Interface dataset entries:
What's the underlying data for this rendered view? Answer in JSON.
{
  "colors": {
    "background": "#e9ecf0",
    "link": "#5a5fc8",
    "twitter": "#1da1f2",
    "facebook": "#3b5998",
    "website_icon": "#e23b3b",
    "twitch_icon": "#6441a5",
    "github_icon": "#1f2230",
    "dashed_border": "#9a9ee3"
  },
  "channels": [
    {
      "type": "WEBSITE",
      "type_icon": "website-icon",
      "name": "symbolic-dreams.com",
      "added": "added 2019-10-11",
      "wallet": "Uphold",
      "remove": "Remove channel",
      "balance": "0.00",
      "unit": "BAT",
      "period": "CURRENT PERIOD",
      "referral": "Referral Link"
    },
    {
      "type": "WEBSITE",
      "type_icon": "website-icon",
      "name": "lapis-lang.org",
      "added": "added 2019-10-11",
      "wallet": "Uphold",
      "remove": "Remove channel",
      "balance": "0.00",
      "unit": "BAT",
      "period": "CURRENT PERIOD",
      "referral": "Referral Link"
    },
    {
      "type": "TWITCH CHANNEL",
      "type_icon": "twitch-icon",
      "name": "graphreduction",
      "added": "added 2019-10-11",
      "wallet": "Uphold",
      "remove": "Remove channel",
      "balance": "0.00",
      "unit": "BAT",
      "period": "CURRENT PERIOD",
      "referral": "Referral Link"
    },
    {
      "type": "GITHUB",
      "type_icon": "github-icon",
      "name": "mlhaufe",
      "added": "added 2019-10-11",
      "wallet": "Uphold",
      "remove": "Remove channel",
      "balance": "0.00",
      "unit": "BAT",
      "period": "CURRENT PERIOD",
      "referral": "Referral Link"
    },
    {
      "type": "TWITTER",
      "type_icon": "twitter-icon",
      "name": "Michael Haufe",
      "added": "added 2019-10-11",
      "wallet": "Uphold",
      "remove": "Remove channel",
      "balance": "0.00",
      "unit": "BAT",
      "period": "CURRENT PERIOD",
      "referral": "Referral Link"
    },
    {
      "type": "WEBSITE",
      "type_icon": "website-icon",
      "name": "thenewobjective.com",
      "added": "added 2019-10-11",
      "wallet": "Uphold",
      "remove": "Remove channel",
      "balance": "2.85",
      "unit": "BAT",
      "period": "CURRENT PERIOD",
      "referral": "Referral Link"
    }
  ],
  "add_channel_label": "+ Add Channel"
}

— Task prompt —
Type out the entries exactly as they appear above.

— Exercise output —
What's the underlying data for this rendered view? Answer in JSON.
{
  "colors": {
    "background": "#e9ecf0",
    "link": "#5a5fc8",
    "twitter": "#1da1f2",
    "facebook": "#3b5998",
    "website_icon": "#e23b3b",
    "twitch_icon": "#6441a5",
    "github_icon": "#1f2230",
    "dashed_border": "#9a9ee3"
  },
  "channels": [
    {
      "type": "WEBSITE",
      "type_icon": "website-icon",
      "name": "symbolic-dreams.com",
      "added": "added 2019-10-11",
      "wallet": "Uphold",
      "remove": "Remove channel",
      "balance": "0.00",
      "unit": "BAT",
      "period": "CURRENT PERIOD",
      "referral": "Referral Link"
    },
    {
      "type": "WEBSITE",
      "type_icon": "website-icon",
      "name": "lapis-lang.org",
      "added": "added 2019-10-11",
      "wallet": "Uphold",
      "remove": "Remove channel",
      "balance": "0.00",
      "unit": "BAT",
      "period": "CURRENT PERIOD",
      "referral": "Referral Link"
    },
    {
      "type": "TWITCH CHANNEL",
      "type_icon": "twitch-icon",
      "name": "graphreduction",
      "added": "added 2019-10-11",
      "wallet": "Uphold",
      "remove": "Remove channel",
      "balance": "0.00",
      "unit": "BAT",
      "period": "CURRENT PERIOD",
      "referral": "Referral Link"
    },
    {
      "type": "GITHUB",
      "type_icon": "github-icon",
      "name": "mlhaufe",
      "added": "added 2019-10-11",
      "wallet": "Uphold",
      "remove": "Remove channel",
      "balance": "0.00",
      "unit": "BAT",
      "period": "CURRENT PERIOD",
      "referral": "Referral Link"
    },
    {
      "type": "TWITTER",
      "type_icon": "twitter-icon",
      "name": "Michael Haufe",
      "added": "added 2019-10-11",
      "wallet": "Uphold",
      "remove": "Remove channel",
      "balance": "0.00",
      "unit": "BAT",
      "period": "CURRENT PERIOD",
      "referral": "Referral Link"
    },
    {
      "type": "WEBSITE",
      "type_icon": "website-icon",
      "name": "thenewobjective.com",
      "added": "added 2019-10-11",
      "wallet": "Uphold",
      "remove": "Remove channel",
      "balance": "2.85",
      "unit": "BAT",
      "period": "CURRENT PERIOD",
      "referral": "Referral Link"
    }
  ],
  "add_channel_label": "+ Add Channel"
}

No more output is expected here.